Umm and Abu Sayyaf: U.S. Forces Kill Senior ISIS Leader, Take Another Alive

A wall painted with the black flag commonly used by Islamic State militants (L) in the town of Tal Ksaiba, near the town of al-Alam, March 7, 2015. Thaier Al-Sudani/Reuters

The White House on Saturday morning announced that a counterterrorism operation carried out overnight in al-Amr, Syria led to the death of Abu Sayyaf and the capture of his wife, Umm Sayyaf.

Sayyaf was known to be a senior leader within the Islamic State and his wife is also suspected of having played a prominent role in the terrorist organization.

As a senior leader, Sayyaf oversaw the Islamic State's oil and gas operation, one of the group's most lucrative streams of profit. ISIS has pillaged and taken over oil fields, selling the oil at below market value. Sayyaf also played a role in ISIS military operations.

In addition to capturing Umm alive, U.S. forces rescued a young Yazidi woman who was not identified. The woman was a slave to the Sayyaf family. "We intend to reunite her with her family as soon as feasible," the White House said.

ISIS has been tormenting the Yazidi people over the last year. Many Yazidi men were killed, whereas women were sold into slavery. U.S. forces believe Umm Sayyaf "may have been complicit in the enslavement of the young woman." Her role in the larger Yazidi slave industry remains to be determined.

Umm Sayyaf will be held in a U.S. military detention center in Iraq indefinitely. "We are working to determine an ultimate disposition for the detainee that best supports the national security of the United States and of our allies and partners, consistent with domestic and international law," the White House said. The Red Cross will have access to Sayyaf while she is detained.

The capture of a female ISIS leader will likely shed light on the role women play within ISIS. In the past, ISIS has indicated it valued the roles of two particular high-ranking female terrorists: Aafia Siddiqui, better known as "Lady Al-Qaeda," and Sajida al-Rishawi, who is affiliated with Al-Qaeda, though she may have relatives in ISIS. The Islamic State attempted to trade American hostages James Foley and, later, Steven Sotloff for Siddiqui. The group attempted to swap Japanese hostage Kenji Goto Jogo for al-Rishawi with the Jordanian government. In all instances, the swaps were not carried out.

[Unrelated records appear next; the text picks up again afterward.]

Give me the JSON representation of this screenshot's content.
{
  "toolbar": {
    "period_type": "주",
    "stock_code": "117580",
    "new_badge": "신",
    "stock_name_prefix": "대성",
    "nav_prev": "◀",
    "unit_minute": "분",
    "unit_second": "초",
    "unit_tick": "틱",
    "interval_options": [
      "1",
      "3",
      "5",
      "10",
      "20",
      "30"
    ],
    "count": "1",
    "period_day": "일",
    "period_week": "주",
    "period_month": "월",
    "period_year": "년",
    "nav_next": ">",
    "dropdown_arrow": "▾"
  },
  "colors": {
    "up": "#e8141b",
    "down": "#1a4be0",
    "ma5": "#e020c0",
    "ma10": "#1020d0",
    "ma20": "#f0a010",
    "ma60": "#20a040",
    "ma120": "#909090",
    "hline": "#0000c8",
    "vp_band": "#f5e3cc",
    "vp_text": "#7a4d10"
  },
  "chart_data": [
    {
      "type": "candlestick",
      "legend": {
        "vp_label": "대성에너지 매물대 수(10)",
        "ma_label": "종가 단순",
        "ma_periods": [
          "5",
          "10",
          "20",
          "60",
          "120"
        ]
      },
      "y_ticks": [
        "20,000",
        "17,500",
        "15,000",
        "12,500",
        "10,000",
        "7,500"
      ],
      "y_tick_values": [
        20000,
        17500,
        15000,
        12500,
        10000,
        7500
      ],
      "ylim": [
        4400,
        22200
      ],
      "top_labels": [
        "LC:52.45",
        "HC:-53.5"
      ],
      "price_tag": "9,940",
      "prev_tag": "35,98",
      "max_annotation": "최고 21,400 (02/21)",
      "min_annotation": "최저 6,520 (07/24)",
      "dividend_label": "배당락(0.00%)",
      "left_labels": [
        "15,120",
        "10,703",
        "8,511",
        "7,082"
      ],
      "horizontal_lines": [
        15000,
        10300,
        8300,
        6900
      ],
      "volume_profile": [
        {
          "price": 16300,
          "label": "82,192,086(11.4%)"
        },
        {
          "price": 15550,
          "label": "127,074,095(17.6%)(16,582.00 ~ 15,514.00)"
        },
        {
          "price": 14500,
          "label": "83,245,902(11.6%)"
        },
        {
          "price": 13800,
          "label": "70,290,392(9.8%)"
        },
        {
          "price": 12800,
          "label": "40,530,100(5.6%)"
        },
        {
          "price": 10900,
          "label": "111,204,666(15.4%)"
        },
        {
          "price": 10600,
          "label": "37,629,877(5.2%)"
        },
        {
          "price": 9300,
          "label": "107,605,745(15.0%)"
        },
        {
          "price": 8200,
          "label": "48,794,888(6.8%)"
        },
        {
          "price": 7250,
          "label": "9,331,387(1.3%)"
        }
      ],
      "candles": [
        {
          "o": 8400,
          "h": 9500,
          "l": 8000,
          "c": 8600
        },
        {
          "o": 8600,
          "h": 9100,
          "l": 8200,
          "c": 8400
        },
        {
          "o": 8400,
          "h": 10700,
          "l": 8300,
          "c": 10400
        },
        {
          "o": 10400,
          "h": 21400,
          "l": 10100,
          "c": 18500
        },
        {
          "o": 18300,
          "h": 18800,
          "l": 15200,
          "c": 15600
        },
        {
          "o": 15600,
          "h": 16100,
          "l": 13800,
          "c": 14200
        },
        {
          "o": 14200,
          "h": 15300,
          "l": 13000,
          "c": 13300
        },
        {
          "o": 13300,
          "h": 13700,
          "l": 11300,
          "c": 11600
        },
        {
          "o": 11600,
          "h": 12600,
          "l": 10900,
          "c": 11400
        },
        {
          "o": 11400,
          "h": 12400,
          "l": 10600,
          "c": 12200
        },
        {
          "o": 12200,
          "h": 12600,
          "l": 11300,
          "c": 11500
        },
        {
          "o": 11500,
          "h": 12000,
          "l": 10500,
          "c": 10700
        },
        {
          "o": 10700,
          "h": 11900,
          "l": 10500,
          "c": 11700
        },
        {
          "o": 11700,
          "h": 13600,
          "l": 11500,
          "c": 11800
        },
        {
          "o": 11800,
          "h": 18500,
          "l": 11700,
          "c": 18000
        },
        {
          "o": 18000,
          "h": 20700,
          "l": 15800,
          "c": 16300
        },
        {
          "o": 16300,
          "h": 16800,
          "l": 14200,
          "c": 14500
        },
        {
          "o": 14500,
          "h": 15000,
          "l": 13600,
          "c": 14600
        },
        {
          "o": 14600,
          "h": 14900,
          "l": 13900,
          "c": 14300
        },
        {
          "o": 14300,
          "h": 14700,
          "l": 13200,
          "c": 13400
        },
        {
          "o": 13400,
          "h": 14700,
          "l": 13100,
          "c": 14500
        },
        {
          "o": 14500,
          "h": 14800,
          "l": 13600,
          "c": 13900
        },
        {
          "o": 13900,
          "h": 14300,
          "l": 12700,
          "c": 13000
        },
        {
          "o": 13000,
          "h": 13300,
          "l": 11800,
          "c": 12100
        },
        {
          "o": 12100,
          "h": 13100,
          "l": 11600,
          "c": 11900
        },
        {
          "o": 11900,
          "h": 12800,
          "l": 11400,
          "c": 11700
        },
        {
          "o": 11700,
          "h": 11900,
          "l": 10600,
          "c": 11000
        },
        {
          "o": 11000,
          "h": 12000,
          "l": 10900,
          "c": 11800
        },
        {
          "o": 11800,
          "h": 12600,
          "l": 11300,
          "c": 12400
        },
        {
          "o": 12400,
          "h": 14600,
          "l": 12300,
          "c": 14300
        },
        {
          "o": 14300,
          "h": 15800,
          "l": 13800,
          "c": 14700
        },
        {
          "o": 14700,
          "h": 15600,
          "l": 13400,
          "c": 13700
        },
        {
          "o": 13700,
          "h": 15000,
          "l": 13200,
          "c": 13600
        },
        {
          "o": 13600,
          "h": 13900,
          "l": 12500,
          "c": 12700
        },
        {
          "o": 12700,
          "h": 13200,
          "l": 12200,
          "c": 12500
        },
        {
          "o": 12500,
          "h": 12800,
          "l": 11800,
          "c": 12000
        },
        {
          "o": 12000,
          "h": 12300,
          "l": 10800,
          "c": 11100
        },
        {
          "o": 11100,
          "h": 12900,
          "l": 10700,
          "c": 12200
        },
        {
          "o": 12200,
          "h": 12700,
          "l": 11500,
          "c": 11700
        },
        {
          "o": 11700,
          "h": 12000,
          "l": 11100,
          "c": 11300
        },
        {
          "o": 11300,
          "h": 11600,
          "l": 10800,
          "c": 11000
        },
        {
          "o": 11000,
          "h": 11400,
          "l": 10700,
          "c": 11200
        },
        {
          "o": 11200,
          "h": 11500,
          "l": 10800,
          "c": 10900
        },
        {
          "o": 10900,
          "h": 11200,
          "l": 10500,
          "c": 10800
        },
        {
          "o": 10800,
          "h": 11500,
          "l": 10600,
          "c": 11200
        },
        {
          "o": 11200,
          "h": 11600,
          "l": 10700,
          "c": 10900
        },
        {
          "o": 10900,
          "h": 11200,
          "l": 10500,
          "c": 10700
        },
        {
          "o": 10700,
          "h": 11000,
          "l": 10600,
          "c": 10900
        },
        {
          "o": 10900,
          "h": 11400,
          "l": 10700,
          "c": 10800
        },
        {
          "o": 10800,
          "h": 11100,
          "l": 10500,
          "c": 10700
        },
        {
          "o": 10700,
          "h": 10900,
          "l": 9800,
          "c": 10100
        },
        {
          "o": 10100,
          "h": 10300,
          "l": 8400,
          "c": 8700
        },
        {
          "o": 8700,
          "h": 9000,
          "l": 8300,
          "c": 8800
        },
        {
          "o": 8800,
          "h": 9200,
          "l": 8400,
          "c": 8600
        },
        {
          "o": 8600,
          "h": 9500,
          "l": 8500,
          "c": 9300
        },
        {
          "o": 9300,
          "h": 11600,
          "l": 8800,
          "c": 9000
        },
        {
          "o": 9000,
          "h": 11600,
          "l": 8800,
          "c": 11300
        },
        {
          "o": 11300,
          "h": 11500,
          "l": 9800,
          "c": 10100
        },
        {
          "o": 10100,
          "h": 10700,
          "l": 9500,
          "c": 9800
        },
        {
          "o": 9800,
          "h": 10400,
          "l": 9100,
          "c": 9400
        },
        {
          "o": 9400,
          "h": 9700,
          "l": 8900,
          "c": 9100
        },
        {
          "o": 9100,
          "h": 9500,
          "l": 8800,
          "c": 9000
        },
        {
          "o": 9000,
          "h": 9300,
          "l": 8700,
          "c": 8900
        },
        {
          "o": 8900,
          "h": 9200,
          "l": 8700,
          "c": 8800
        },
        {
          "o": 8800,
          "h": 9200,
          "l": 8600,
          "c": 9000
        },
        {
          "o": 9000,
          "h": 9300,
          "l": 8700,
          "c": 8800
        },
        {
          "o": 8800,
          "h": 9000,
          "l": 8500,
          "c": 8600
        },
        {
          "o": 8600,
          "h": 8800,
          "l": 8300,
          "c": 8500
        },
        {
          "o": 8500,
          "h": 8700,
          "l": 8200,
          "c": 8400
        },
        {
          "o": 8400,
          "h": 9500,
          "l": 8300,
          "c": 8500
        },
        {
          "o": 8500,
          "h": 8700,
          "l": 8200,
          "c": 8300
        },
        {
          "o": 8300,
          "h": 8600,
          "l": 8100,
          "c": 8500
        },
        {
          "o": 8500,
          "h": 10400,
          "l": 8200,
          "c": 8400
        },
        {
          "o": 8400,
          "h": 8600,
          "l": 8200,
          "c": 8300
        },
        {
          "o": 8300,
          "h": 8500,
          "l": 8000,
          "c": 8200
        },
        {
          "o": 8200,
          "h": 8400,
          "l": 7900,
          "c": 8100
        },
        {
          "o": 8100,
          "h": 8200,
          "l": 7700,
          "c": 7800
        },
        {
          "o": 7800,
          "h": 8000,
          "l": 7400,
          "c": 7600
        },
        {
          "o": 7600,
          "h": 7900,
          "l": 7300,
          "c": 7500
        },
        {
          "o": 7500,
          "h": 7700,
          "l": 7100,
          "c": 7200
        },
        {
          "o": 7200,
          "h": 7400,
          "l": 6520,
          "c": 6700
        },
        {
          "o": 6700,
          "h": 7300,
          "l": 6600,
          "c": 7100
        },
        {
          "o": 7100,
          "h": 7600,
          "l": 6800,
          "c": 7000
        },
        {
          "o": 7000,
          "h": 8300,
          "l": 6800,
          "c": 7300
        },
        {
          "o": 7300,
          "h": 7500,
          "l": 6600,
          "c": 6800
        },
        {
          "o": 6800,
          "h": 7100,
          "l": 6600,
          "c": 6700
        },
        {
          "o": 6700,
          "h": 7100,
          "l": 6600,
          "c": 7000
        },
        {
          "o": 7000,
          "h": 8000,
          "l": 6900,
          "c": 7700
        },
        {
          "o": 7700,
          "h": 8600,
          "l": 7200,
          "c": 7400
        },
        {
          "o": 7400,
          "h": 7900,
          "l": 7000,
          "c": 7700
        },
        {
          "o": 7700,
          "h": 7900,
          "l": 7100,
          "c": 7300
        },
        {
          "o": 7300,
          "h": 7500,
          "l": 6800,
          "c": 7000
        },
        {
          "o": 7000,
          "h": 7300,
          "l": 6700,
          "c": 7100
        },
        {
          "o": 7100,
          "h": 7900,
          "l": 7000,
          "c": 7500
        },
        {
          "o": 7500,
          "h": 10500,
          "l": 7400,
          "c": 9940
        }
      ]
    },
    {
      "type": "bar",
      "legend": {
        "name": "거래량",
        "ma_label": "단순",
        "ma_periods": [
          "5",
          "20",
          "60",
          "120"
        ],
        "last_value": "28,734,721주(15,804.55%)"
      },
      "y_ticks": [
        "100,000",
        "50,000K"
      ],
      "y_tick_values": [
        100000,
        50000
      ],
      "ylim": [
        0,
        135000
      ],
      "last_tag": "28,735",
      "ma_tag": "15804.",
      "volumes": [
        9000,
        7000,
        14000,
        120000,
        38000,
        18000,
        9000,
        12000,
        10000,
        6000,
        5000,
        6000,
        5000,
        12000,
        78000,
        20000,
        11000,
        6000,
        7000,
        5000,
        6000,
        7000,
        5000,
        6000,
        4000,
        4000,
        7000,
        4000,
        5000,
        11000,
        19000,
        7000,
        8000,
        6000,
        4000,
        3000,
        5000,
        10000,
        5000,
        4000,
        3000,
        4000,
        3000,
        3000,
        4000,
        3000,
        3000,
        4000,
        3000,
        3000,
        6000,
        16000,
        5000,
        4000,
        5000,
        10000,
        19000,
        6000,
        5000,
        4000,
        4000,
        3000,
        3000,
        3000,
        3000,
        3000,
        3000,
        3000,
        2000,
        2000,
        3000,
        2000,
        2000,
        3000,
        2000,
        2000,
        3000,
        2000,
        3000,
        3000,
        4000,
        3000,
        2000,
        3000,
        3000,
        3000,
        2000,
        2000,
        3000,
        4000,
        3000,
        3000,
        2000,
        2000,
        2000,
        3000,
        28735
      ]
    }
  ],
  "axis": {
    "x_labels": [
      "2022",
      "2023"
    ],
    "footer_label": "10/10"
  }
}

Though these women are viewed in high regard by the Islamic State, other women are relegated to household tasks and are not allowed to exit the home without having a man escort them. Newsweek obtained access to the diary of a Western woman who joined ISIS, in which she writes it is "completely impossible" for women to participate in battle for the terrorist organization. As the public has been made aware of Umm Sayyaf's captivity, more information may eventually become available on the roles she and other women took on within the Islamic State.

The president praised the success of the operation. "The United States will continue to stand shoulder-to-shoulder with our Iraqi partners in our effort to degrade and ultimately destroy ISIL," the White House concluded, using an alternative title for ISIS.